Beyond this new display, visitors can explore six additional galleries dedicated to Chinese art at the MFA, highlighting sculpture, ceramics and Bronze Age art, as well as Chinese furnishings, scholarly objects and Buddhist art. Beyond the Screen evokes an elegant courtyard household from the late Ming period, highlighting Chinese furniture of the 16th and 17th centuries.
Art of Asia and China at the MFA
Among the finest in the world, the MFA’s collection of Asian art covers the creative achievements of more than half of the world’s population over the course of five millennia. The collection encompasses Japanese, Chinese and Indian painting and sculpture; Japanese prints and metalwork; Chinese, Japanese, Korean and Vietnamese ceramics; and the arts of the Islamic world; as well as contemporary works from across the region. The strength of the Chinese collection lies in masterworks of sculpture, painting and ceramics. Highlights include Buddhist stone sculpture and early handscrolls that are among the most famous Chinese paintings in the world. The ceramic collection is rich in imperial stonewares and porcelain, while an extensive collection of Chinese textiles is overseen by the David and Roberta Logie Department of Textile & Fashion Arts.

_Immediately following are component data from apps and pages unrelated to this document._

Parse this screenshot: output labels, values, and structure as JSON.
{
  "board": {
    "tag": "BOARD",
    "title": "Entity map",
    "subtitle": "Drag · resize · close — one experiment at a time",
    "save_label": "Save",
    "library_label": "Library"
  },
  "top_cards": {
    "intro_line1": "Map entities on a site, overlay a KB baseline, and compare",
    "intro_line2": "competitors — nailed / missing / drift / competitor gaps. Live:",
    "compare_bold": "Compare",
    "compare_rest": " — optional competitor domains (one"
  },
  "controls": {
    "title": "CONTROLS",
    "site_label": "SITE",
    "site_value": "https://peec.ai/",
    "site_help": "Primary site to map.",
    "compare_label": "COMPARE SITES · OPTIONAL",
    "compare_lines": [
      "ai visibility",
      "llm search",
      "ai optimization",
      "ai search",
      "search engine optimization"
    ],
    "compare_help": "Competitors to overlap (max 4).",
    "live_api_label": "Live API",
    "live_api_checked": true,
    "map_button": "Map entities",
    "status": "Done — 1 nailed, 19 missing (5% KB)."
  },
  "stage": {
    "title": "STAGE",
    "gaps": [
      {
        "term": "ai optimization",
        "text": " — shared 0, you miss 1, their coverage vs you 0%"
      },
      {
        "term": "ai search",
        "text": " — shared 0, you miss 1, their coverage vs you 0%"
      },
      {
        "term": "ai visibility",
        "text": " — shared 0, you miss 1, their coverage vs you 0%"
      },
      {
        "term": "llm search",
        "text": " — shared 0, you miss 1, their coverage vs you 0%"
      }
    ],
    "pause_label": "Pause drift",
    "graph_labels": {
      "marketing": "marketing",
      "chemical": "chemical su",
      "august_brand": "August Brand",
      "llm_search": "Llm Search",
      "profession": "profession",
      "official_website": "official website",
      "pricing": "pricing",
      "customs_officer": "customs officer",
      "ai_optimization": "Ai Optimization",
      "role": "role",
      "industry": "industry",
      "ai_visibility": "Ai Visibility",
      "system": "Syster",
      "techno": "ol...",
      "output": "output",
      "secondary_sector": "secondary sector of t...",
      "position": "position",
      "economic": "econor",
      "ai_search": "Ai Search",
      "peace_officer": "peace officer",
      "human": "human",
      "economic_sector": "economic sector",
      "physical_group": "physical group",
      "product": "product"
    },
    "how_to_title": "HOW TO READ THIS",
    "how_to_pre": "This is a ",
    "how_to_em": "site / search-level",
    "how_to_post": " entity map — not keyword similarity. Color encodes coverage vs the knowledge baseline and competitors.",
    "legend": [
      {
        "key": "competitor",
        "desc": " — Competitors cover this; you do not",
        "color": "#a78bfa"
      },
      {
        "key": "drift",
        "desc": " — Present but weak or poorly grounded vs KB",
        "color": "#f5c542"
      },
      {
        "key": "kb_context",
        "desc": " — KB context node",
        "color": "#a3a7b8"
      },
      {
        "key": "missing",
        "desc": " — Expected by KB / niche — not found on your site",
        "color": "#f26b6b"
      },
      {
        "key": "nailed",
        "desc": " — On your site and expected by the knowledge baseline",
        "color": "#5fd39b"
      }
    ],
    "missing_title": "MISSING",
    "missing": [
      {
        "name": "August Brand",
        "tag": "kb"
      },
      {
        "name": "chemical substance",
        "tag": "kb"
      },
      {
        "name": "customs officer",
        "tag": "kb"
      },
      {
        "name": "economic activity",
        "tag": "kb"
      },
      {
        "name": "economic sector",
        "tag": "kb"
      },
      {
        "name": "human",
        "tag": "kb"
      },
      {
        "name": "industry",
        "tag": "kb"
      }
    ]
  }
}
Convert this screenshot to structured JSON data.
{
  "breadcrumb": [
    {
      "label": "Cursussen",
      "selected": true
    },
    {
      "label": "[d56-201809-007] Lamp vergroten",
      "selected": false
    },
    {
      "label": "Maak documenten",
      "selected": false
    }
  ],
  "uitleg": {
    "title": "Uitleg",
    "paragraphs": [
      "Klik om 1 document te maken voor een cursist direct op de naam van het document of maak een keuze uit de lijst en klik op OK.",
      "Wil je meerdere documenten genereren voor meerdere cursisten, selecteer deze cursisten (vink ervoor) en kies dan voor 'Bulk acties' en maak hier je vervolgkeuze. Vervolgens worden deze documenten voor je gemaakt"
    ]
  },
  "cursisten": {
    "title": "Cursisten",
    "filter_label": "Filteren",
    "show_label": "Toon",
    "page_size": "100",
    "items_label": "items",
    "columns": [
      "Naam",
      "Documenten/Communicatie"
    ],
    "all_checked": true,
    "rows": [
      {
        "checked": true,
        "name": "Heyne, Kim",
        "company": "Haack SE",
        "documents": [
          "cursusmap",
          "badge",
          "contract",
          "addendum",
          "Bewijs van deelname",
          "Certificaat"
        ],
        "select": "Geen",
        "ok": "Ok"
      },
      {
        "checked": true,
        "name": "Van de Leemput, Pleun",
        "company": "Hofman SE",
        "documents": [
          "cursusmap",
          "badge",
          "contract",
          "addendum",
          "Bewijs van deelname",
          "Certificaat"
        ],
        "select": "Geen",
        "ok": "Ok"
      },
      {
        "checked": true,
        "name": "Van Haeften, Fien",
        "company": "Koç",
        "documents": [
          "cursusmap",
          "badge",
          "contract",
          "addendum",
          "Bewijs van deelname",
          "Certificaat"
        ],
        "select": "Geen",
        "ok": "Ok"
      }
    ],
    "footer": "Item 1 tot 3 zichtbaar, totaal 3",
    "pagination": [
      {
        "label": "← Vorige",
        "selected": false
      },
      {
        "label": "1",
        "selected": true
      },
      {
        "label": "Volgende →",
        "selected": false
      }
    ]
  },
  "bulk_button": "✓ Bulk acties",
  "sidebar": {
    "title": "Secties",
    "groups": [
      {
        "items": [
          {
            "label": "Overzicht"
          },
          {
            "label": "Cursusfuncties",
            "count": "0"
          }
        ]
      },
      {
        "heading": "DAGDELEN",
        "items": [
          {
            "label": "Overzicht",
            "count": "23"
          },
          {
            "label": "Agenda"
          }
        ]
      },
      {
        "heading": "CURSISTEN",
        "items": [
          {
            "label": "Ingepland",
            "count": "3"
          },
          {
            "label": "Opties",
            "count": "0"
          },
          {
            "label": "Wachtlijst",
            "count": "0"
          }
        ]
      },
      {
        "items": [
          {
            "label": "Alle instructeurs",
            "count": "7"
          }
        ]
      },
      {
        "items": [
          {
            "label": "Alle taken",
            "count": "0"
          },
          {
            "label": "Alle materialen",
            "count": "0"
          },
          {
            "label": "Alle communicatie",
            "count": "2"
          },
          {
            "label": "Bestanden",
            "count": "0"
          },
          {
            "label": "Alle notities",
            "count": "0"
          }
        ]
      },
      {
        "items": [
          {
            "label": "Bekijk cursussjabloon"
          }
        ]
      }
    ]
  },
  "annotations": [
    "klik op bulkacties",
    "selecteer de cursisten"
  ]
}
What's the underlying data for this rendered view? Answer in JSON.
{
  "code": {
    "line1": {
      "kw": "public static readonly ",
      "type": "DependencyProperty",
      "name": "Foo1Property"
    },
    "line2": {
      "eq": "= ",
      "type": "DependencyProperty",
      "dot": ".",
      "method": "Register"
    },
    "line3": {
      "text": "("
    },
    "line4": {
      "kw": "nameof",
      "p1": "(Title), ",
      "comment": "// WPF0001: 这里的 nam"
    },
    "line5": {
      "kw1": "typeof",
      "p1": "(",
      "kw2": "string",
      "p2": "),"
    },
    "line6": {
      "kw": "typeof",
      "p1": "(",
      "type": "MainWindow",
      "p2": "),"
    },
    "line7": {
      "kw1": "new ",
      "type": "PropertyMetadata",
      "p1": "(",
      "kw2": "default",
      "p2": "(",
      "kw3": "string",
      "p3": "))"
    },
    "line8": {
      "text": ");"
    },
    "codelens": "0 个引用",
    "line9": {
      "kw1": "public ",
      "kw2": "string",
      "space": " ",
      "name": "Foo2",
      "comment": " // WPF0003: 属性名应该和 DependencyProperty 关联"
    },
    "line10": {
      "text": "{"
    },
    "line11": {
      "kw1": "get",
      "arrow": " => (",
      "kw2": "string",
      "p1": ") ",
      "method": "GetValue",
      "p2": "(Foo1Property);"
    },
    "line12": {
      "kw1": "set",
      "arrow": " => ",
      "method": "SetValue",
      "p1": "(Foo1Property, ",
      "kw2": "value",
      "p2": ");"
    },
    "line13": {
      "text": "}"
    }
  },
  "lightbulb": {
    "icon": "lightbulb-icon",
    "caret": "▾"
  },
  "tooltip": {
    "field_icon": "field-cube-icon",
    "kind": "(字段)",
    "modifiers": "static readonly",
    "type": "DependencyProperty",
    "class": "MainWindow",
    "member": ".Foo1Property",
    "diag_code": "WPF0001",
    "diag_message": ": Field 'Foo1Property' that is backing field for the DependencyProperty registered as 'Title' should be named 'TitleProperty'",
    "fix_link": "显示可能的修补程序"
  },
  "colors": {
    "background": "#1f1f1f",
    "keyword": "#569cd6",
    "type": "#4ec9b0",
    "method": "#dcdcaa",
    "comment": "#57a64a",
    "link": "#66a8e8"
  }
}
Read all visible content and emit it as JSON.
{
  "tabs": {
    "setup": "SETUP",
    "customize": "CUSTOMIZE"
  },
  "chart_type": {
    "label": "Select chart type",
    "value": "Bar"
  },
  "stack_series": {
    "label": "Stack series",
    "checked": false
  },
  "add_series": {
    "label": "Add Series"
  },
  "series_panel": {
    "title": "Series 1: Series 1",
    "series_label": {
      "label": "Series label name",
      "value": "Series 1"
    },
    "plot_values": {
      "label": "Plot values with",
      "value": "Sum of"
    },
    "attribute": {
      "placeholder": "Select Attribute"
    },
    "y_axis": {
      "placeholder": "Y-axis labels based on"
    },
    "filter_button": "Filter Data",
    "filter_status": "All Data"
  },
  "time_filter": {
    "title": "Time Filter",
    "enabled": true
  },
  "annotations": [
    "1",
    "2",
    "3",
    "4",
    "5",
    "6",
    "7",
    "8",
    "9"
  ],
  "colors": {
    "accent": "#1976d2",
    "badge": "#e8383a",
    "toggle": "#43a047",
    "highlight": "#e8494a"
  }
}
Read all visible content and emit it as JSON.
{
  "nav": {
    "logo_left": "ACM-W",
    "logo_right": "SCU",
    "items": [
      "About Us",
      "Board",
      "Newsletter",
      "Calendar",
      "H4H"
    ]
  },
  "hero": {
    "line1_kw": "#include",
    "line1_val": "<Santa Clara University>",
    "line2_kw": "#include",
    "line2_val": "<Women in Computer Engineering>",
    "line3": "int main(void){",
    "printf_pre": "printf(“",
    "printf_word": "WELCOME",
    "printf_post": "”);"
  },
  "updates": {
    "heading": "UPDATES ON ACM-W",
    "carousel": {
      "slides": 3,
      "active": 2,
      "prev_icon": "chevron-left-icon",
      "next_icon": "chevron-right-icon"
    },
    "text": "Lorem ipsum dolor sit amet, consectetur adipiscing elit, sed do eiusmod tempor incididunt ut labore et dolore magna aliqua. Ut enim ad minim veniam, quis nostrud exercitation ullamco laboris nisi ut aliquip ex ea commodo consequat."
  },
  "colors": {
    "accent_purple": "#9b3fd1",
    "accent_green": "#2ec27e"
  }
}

Lunar New Year presented in partnership with Boston Chinatown Neighborhood Center, the Korean Cultural Society of Boston, VietAID, and the Chinese Culture Connection. Additional support provided by the National Museum of Korea (NMK).
The Museum of Fine Arts, Boston (MFA), is recognized for the quality and scope of its collection, representing all cultures and time periods. The Museum has more than 140 galleries displaying its encyclopedic collection, which includes Art of the Americas; Art of Europe; Contemporary Art; Art of Asia, Oceania, and Africa; Art of the Ancient World; Prints, Drawings, and Photographs; Textile and Fashion Arts; and Musical Instruments. Open seven days a week, the MFA’s hours are Saturday through Tuesday, 10 am–4:45 pm; and Wednesday through Friday, 10 am–9:45 pm. Admission (which includes one repeat visit within 10 days) is $25 for adults and $23 for seniors and students age 18 and older, and includes entry to all galleries and special exhibitions. Admission is free for University Members and youths age 17 and younger. Wednesday nights after 4 pm admission is by voluntary contribution (suggested donation $25). MFA Members are always admitted for free. The Museum is closed on New Year’s Day, Patriots’ Day, Independence Day, Thanksgiving, and Christmas. For more information, visit mfa.org or call 617.267.9300.